The best Rene Angelil story I’ve heard was once told by his wife, the electrifying singer and stage performer Celine Dion.
While being interviewed on American television by Barbara Walters, Dion was asked point blank about her husband’s reported high-stakes gambling, which constituted a significant portion of his recreational time. Angelil lived in Las Vegas during the final ten years of his life. No doubt during much that period, Angelil enjoyed hanging out at casinos, and spent many hours in poker rooms, especially. Angelil entered tournament events at the World Series of Poker every year and was often seen sitting down in No-Limit Hold’em cash games nightly at Caesars Palace while his wife was taking center stage to standing ovations at the sold-out Colosseum Arena.
“Is your husband a compulsive gambler?” was the gist of the question.
“Poker Night in America” is currently filming its sixth extended session of high-stakes cash game action — this time at Turning Stone Casino in Upstate New York.
The first day of action was capped off by an unrehearsed jam session with poker pro Liv Boeree (on lead guitar), along with show producer Tony Mangnall (on guitar) and cameraman Mike G. (on bass). They performed a Metallica cover song which can be seen in this six-minute video.

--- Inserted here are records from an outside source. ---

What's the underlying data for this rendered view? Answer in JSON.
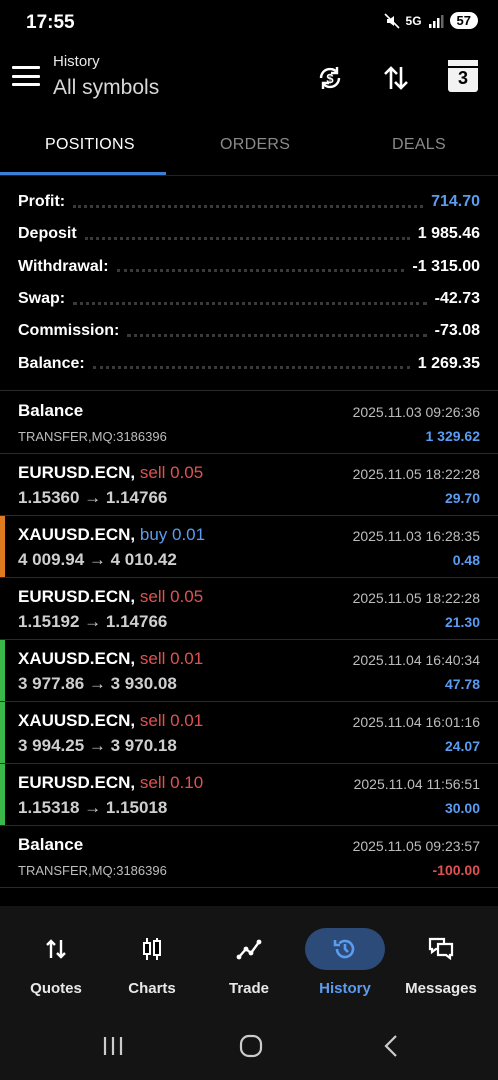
{
  "status_bar": {
    "time": "17:55",
    "signal_label": "5G",
    "battery": "57"
  },
  "header": {
    "subtitle": "History",
    "title": "All symbols",
    "calendar_day": "3",
    "icons": [
      "menu-icon",
      "currency-sync-icon",
      "sort-icon",
      "calendar-icon"
    ]
  },
  "tabs": [
    {
      "label": "POSITIONS",
      "active": true
    },
    {
      "label": "ORDERS",
      "active": false
    },
    {
      "label": "DEALS",
      "active": false
    }
  ],
  "summary": [
    {
      "label": "Profit:",
      "value": "714.70",
      "accent": true
    },
    {
      "label": "Deposit",
      "value": "1 985.46",
      "accent": false
    },
    {
      "label": "Withdrawal:",
      "value": "-1 315.00",
      "accent": false
    },
    {
      "label": "Swap:",
      "value": "-42.73",
      "accent": false
    },
    {
      "label": "Commission:",
      "value": "-73.08",
      "accent": false
    },
    {
      "label": "Balance:",
      "value": "1 269.35",
      "accent": false
    }
  ],
  "deals": [
    {
      "symbol": "Balance",
      "side": "",
      "side_type": "",
      "sub": "TRANSFER,MQ:3186396",
      "sub_type": "comment",
      "time": "2025.11.03 09:26:36",
      "profit": "1 329.62",
      "profit_type": "pos",
      "edge": ""
    },
    {
      "symbol": "EURUSD.ECN,",
      "side": "sell 0.05",
      "side_type": "sell",
      "sub": "1.15360 → 1.14766",
      "sub_type": "prices",
      "time": "2025.11.05 18:22:28",
      "profit": "29.70",
      "profit_type": "pos",
      "edge": ""
    },
    {
      "symbol": "XAUUSD.ECN,",
      "side": "buy 0.01",
      "side_type": "buy",
      "sub": "4 009.94 → 4 010.42",
      "sub_type": "prices",
      "time": "2025.11.03 16:28:35",
      "profit": "0.48",
      "profit_type": "pos",
      "edge": "#e07a1f"
    },
    {
      "symbol": "EURUSD.ECN,",
      "side": "sell 0.05",
      "side_type": "sell",
      "sub": "1.15192 → 1.14766",
      "sub_type": "prices",
      "time": "2025.11.05 18:22:28",
      "profit": "21.30",
      "profit_type": "pos",
      "edge": ""
    },
    {
      "symbol": "XAUUSD.ECN,",
      "side": "sell 0.01",
      "side_type": "sell",
      "sub": "3 977.86 → 3 930.08",
      "sub_type": "prices",
      "time": "2025.11.04 16:40:34",
      "profit": "47.78",
      "profit_type": "pos",
      "edge": "#3cb84a"
    },
    {
      "symbol": "XAUUSD.ECN,",
      "side": "sell 0.01",
      "side_type": "sell",
      "sub": "3 994.25 → 3 970.18",
      "sub_type": "prices",
      "time": "2025.11.04 16:01:16",
      "profit": "24.07",
      "profit_type": "pos",
      "edge": "#3cb84a"
    },
    {
      "symbol": "EURUSD.ECN,",
      "side": "sell 0.10",
      "side_type": "sell",
      "sub": "1.15318 → 1.15018",
      "sub_type": "prices",
      "time": "2025.11.04 11:56:51",
      "profit": "30.00",
      "profit_type": "pos",
      "edge": "#3cb84a"
    },
    {
      "symbol": "Balance",
      "side": "",
      "side_type": "",
      "sub": "TRANSFER,MQ:3186396",
      "sub_type": "comment",
      "time": "2025.11.05 09:23:57",
      "profit": "-100.00",
      "profit_type": "neg",
      "edge": ""
    }
  ],
  "bottom_nav": [
    {
      "label": "Quotes",
      "icon": "quotes-icon",
      "active": false
    },
    {
      "label": "Charts",
      "icon": "charts-icon",
      "active": false
    },
    {
      "label": "Trade",
      "icon": "trade-icon",
      "active": false
    },
    {
      "label": "History",
      "icon": "history-icon",
      "active": true
    },
    {
      "label": "Messages",
      "icon": "messages-icon",
      "active": false
    }
  ],
  "colors": {
    "accent_blue": "#5b9cf0",
    "sell_red": "#e05252",
    "buy_edge_orange": "#e07a1f",
    "sell_edge_green": "#3cb84a",
    "background": "#000000"
  }
}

Note that Liv has not played guitar in nearly five years. But she basically was willing to go with the music and have a good time. Pretty amazing and lots of fun to watch. Here’s a look:

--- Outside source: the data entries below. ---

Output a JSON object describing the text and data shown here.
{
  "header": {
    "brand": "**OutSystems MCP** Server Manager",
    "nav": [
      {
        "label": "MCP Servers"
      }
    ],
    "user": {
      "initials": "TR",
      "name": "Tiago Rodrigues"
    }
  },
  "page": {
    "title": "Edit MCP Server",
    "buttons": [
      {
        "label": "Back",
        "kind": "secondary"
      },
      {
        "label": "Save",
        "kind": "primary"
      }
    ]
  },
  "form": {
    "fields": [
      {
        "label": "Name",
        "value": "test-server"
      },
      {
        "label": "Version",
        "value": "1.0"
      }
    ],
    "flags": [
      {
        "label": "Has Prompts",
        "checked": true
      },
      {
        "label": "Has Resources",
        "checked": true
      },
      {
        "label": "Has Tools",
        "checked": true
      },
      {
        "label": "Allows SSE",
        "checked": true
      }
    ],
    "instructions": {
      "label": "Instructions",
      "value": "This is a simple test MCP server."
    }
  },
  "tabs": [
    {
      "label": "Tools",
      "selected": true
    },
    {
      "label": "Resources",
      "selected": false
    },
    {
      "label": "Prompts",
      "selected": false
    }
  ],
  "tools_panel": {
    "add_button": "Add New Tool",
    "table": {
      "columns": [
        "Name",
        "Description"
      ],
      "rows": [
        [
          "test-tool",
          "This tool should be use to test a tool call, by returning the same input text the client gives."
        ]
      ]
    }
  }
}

If I had to to pick a single favorite artist over the last twenty years of poplar music, that would have to be Lenny Kravitz.
Kravitz brings it all to the stage and to the studio — raw talent, boundless energy, natural charisma, and a gift for both music and lyric. His songs and style are often criticized as “retro,” but there’s nothing wrong with taking the best sounds of the past and mixing them with a modern interpretative. Amy Winehouse used to catch this same flack, too. Frankly, I wish there was more “retro” music, not less.
My relationship with Kravitz is something quite personal. Think of it this way. Most of the music we enjoy is personal. It touches us. More importantly, it connects us with key moments in our lives, and frames the memories we hope to cherish forever. I’ll bet most of you remember certain songs and music based on the events of your lives. In a sense, our music is our own personal soundtrack.
Back in 1989, just prior to leaving the United States for two years to live and work in Romania, I entered a music store in Arlington, VA. Remember music stores? They’re now a thing of the past. Back then, whenever a new album came out, it would be played inside record stores. So, you came across entirely new sounds and brand new artists, just by walking in and browsing the shelves (this was when people used to go out and buy CDs, rather than stealing them for free off the internet).